Across the world, digital crisis services are becoming more common for saving lives in real-time, digital services not only have the power to connect health providers to one another, but also community members to each other. The #GenH challenge is waiting for your big idea!
“Trevor Lifeline. What’s going on?” It’s the sound of a comforting voice on the other end of the phone line… or the text: “How can I support you today?” that can de-escalate a volatile situation of an LGBTQ young person. It’s the type of support that is becoming more common with online therapy such as TalkSpace, BreakThrough, or BetterHelp. But, what’s unique about a local health leader Johnson & Johnson has supported in the past, The Trevor Project, is that it’s specifically serving the lesbian, gay, bisexual, transgender, and questioning community through a 24-hour phone line, chat, text, and an online social website, often with the support of LGBTQ counselors.

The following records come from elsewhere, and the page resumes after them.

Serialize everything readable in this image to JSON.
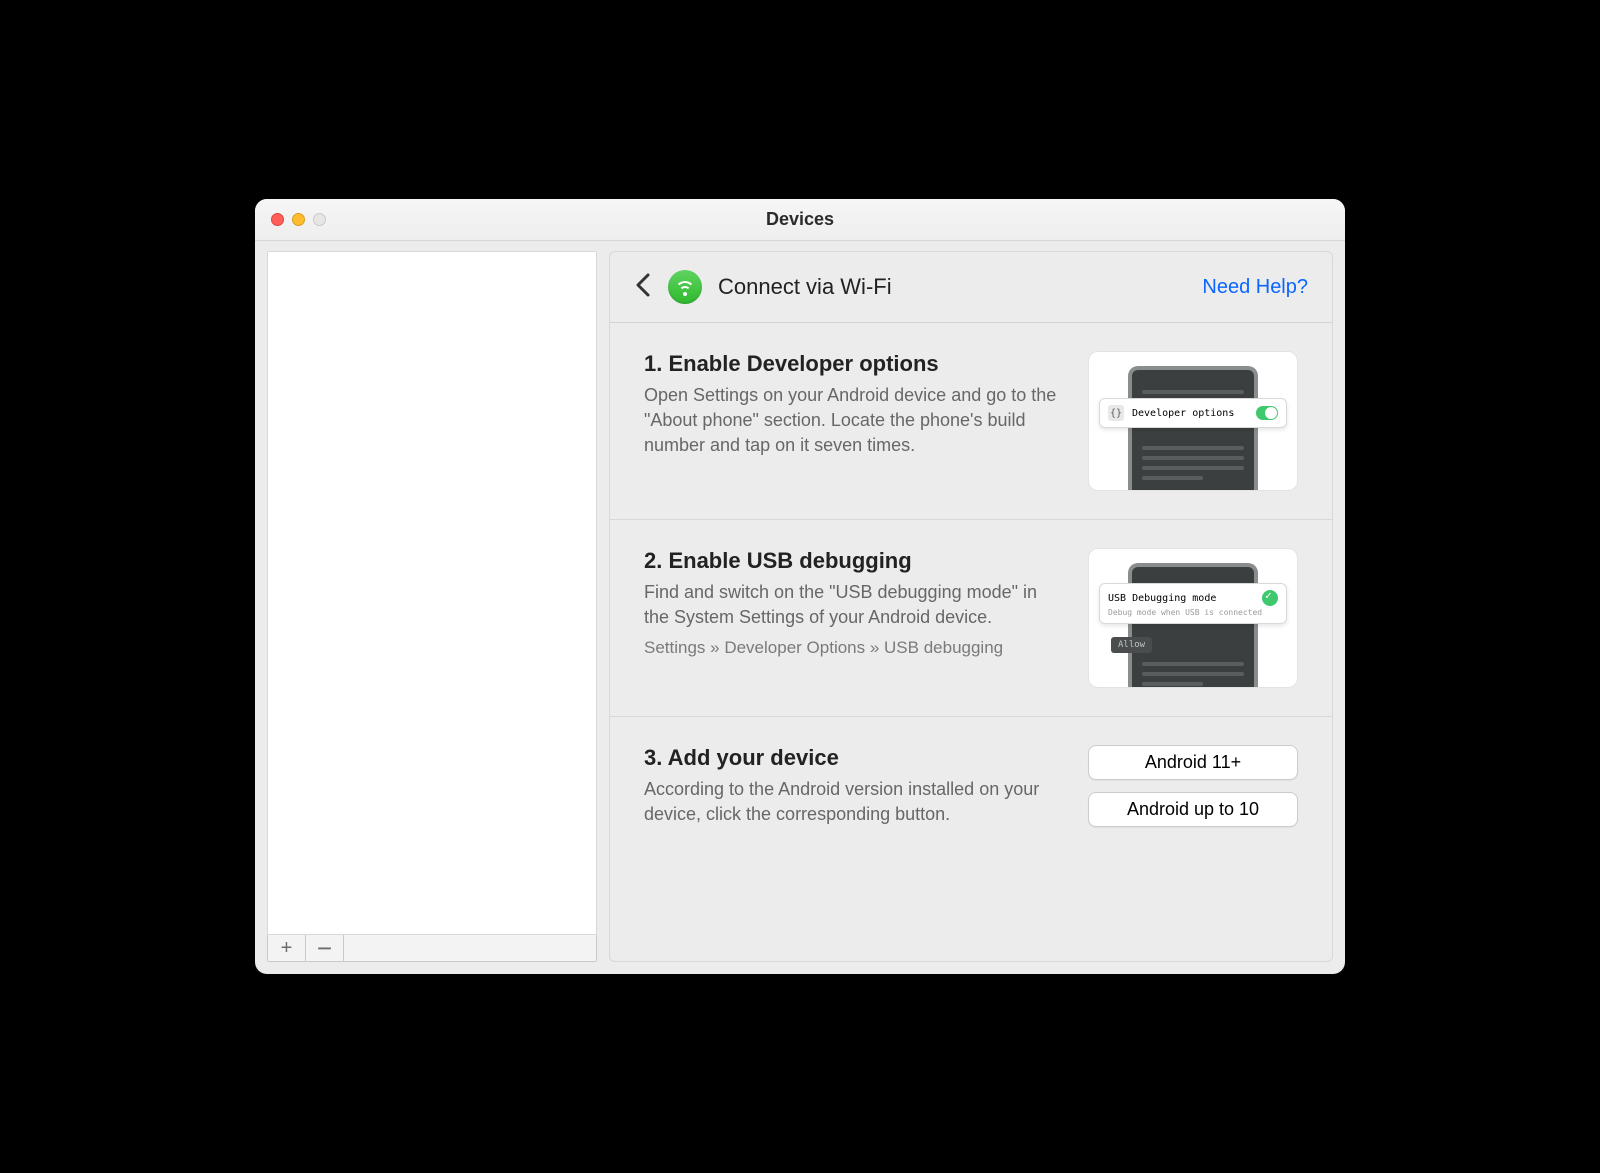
{
  "window": {
    "title": "Devices"
  },
  "header": {
    "title": "Connect via Wi-Fi",
    "help": "Need Help?"
  },
  "steps": [
    {
      "heading": "1. Enable Developer options",
      "body": "Open Settings on your Android device and go to the \"About phone\" section. Locate the phone's build number and tap on it seven times.",
      "thumb": {
        "label": "Developer options"
      }
    },
    {
      "heading": "2. Enable USB debugging",
      "body": "Find and switch on the \"USB debugging mode\" in the System Settings of your Android device.",
      "sub": "Settings » Developer Options » USB debugging",
      "thumb": {
        "label": "USB Debugging mode",
        "sub": "Debug mode when USB is connected",
        "allow": "Allow"
      }
    },
    {
      "heading": "3. Add your device",
      "body": "According to the Android version installed on your device, click the corresponding button.",
      "buttons": [
        "Android 11+",
        "Android up to 10"
      ]
    }
  ],
  "sidebar": {
    "add": "+",
    "remove": "−"
  }
}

It's a technology that puts people first, starting with just one phone line in 1998. Oscar winning filmmakers Peggy Rajski, James Lecesne, and Randy Stone founded the crisis line for LGBTQ youth in the United States, based on a concern raised in their Academy Award-winning short fiction film, Trevor about a young gay boy named Trevor who died by suicide. Knowing the stigma that can come with "outing" yourself, the film asked a simple question: how could they help more youth like Trevor receive the services, support, and information they need? From a deeply human need arose a novel tech solution, and since then, hundreds of thousands of youth have reached out to the 24-hour crisis line, TrevorChat and TrevorText. By leveraging tech for human wellness, youth receive support, find community, and connect to other LGBTQ youth via the online platform. From The Trevor Project’s crisis services to social media platforms, the Project’s technology puts youth first, applying the fundamentals of human-centered design to reach and engage youth, living their mantra, “We HEAR you. We’re HERE for you.”
And the Trevor Project is just one example of how applied technology plays a role in community well-being. That human-centered approach to online media, services, and design is what Johnson & Johnson is currently applying in the GenH Challenge, to find the next great idea to ensure underserved communities receive better care through innovation Across the world, digital services and support are becoming more and more common for saving and improving lives in real-time, with the power to connect health providers and community members to one another, along with health education and resources. Here are 3 of our favorite ideas that leverage technology bringing lifesaving results for thousands.
In 2014, Ebola gripped West Africa as every second and minute counted in the race to save lives. What governments, health workers, and aid organizations needed was all the same- on the ground data and information. That’s why IntraHealth International pioneered mHero, a digital messaging service that tracks data in real time to connect health workers in the field to services within the Ministry of Health. Integral in ending the Ebola epidemic in Sierra Leone, Liberia, and Guinea, mHero was designed within a few weeks through a Hackathon in which developers came together as a community at the UNICEF Innovation Lab in Kampala, Uganda. The ideas generated for and by the innovation community spurred the rapid development and success for the mHero program. Once again, by putting themselves in the shoes of the person in crisis, in this case the health worker, innovators were able to apply technology to reach, connect, and catalogue lifesaving data on the front lines of care.
Human centered design is put at the core of applications like Peek, a portable eye exam app on the smartphone, people in rural settings of Africa and India can be empowered to improve their optical health on-the-go. These smart phone attachements allow commnunities to self examine and submit results for review using the collective support of eyecare professionals, software developers, engineers, and community health workers.
B-Wise, a health app created by the South African Ministry of Health and Johnson & Johnson, connects adolescent youth to comprehensive health information and to each other. This creates a peer to peer network to improve access to critical health information and foster support between young people to overcome peer pressure and harmful norms to be empowered in their health.
As digital systems build communities of developers, healthcare professionals, and patients, we are seeing healthcare become more accessible and people becoming healthier. It is community that can save lives with one call, click, or swipe. It is a community of hundreds of thousands of people building online systems, reaching out for support, and creating resiliency together through applications or websites like The Trevor Project’s, mHero, BWise, and Peek, that originated from one idea. So, what’s your idea?
Today, the GenH Challenge is looking to support the next great idea to save lives. Launched by Johnson & Johnson, the GenH Challenge is a global social venture competition harnessing the spark of investment and the power of everyday ideas to change the trajectory of global health. With $1 million USD in cash and other prizes available, find out how your everyday idea could be the next innovation to help create the healthiest generation- “GenH.” Apply today at www.genhchallenge.com.